▶ [WORK REQUEST] Please work out how many lines in the data below contain "Entity", and reply with that number alone.

▶ [DATASET RECORDS]

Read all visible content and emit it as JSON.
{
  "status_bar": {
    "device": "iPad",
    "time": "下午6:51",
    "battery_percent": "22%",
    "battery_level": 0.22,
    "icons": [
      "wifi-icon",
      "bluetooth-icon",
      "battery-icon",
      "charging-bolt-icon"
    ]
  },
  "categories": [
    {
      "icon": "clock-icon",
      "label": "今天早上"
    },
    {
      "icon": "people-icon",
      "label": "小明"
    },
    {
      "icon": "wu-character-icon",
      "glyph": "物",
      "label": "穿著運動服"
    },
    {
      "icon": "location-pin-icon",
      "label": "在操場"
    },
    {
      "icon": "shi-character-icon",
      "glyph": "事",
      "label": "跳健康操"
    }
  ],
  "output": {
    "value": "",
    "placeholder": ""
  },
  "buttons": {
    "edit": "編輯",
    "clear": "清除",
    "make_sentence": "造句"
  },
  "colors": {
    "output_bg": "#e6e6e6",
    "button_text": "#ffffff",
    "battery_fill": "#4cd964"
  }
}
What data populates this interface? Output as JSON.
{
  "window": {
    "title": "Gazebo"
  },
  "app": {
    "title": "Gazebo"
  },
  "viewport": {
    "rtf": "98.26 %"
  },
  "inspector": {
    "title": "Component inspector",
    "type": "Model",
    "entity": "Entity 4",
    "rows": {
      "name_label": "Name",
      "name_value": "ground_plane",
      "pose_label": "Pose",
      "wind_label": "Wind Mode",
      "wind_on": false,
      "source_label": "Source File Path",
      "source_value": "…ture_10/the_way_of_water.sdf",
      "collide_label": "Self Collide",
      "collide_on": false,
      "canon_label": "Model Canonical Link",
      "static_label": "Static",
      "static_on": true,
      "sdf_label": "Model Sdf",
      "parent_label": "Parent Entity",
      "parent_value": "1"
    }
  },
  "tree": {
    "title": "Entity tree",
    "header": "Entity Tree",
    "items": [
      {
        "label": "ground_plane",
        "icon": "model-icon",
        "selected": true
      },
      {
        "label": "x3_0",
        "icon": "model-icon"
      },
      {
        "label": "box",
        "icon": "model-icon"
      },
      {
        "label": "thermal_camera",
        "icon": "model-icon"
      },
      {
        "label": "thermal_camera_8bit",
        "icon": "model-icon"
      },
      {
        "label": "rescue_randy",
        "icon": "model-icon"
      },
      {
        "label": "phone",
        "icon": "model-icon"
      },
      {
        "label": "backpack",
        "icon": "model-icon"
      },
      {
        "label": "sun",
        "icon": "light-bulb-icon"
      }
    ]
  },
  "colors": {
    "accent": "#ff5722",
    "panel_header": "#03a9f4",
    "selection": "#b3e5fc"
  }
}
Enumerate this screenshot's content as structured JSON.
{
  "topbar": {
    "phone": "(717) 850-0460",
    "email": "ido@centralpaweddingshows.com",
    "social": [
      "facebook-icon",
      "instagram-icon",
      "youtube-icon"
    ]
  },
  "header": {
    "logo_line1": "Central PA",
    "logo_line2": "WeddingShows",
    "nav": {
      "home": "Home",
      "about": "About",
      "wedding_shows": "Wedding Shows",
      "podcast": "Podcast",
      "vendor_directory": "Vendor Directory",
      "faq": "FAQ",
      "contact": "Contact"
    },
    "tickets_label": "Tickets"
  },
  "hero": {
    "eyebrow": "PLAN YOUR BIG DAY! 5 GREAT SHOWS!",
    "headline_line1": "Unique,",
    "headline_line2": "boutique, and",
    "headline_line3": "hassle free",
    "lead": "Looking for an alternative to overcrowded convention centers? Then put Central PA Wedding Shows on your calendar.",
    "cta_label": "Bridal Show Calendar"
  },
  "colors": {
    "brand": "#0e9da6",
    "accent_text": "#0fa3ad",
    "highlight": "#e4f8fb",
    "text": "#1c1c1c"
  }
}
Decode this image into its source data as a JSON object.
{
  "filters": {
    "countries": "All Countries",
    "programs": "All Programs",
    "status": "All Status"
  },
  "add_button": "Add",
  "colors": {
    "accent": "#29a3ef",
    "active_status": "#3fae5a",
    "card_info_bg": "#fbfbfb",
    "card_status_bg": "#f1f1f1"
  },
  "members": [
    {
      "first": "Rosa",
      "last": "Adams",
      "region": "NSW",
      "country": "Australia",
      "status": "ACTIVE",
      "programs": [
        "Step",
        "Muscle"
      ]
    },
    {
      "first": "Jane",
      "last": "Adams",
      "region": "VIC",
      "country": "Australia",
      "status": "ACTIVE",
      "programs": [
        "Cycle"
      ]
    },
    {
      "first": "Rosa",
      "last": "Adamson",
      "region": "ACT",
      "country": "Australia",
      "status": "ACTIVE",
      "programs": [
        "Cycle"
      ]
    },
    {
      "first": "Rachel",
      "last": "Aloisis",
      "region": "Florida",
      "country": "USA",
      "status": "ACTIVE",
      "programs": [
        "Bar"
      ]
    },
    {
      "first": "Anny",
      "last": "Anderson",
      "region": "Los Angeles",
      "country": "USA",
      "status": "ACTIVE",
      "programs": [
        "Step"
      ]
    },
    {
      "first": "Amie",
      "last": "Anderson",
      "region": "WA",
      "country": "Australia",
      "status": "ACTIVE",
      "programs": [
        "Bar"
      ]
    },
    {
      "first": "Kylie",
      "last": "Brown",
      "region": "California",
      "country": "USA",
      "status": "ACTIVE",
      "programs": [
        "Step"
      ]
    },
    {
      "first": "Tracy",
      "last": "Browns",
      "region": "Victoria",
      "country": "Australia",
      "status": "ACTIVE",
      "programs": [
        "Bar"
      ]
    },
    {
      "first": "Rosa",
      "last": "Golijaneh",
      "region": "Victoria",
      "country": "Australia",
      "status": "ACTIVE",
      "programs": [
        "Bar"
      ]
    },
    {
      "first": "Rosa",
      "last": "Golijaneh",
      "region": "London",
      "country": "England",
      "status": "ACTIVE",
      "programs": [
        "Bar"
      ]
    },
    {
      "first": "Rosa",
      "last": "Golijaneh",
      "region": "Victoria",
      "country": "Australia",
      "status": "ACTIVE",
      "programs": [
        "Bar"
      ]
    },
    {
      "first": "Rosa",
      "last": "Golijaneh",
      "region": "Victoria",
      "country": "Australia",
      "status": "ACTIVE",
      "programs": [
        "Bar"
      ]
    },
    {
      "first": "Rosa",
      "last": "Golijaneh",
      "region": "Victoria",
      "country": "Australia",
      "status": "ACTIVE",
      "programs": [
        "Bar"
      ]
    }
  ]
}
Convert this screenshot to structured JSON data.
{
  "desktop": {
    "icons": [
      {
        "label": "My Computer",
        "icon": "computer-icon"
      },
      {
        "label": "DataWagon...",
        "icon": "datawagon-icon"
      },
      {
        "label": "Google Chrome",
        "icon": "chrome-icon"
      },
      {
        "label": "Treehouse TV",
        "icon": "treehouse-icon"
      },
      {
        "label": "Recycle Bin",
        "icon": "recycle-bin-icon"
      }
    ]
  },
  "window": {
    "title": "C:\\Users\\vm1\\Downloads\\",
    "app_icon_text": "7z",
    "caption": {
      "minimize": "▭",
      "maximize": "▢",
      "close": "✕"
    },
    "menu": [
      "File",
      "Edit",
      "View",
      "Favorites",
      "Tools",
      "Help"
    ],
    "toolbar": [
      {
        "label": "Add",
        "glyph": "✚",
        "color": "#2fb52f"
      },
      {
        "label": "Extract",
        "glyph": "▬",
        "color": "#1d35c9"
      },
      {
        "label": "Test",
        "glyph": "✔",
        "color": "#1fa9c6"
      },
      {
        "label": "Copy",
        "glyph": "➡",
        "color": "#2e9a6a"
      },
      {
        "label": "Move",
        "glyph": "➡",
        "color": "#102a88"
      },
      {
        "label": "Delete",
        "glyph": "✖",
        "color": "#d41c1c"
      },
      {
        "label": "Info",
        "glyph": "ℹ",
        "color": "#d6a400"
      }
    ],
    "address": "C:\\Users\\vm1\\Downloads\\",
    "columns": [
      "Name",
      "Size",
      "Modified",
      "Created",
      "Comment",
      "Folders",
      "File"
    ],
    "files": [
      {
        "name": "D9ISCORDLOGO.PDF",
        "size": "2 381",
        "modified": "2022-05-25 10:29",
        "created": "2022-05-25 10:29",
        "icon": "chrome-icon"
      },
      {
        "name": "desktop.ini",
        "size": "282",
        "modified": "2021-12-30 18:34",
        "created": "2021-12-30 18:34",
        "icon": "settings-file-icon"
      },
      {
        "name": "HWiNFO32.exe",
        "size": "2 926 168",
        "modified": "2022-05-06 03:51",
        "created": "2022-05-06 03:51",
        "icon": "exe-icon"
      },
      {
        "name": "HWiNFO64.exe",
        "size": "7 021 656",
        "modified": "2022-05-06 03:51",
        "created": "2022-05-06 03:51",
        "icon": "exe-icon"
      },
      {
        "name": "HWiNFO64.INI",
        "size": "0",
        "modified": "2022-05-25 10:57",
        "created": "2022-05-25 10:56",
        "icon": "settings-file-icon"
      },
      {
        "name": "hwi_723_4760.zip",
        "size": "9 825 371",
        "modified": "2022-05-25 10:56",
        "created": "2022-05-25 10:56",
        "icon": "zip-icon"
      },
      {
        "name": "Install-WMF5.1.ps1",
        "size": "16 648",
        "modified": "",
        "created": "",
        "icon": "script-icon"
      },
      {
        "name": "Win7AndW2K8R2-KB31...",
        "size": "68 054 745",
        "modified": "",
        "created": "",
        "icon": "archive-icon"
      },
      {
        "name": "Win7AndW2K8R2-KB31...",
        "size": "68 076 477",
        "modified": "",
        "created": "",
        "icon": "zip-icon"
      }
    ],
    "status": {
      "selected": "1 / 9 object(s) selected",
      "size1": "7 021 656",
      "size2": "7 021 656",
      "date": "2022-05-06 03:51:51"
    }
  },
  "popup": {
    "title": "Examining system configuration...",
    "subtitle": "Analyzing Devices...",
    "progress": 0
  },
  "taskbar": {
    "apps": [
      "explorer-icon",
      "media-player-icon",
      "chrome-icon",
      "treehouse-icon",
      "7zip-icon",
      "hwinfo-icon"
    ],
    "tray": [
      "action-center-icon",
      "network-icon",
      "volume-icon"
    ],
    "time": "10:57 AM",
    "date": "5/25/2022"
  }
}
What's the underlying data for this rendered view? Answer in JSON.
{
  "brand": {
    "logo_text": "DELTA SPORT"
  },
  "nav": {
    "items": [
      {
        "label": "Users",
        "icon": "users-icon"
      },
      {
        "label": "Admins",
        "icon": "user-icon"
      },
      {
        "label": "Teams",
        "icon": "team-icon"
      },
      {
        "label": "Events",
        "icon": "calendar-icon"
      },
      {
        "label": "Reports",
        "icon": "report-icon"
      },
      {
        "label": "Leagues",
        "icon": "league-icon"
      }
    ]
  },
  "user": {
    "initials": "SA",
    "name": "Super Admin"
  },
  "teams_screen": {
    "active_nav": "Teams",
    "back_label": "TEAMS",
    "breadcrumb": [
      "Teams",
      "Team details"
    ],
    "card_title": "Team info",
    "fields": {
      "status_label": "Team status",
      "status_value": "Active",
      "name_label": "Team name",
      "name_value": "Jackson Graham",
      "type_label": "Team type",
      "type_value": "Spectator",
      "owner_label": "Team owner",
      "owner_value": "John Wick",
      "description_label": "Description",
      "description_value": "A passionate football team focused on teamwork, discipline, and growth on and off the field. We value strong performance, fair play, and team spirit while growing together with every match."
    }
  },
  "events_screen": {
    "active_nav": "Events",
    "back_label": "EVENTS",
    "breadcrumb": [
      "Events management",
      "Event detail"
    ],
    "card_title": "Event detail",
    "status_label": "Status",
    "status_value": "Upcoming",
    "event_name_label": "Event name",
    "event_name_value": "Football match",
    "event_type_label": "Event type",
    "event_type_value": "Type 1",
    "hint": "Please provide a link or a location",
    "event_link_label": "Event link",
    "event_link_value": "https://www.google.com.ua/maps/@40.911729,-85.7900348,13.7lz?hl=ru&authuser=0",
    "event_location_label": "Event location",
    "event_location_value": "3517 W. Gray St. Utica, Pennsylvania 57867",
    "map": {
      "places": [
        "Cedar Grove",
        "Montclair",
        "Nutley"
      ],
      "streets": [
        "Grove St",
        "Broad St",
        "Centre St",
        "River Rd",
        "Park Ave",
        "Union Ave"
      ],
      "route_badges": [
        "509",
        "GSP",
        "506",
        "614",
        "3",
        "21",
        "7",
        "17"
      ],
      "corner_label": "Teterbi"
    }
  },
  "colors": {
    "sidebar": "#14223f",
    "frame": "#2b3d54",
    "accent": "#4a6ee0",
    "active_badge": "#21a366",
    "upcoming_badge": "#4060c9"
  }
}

▶ [RESULT BELOW] 4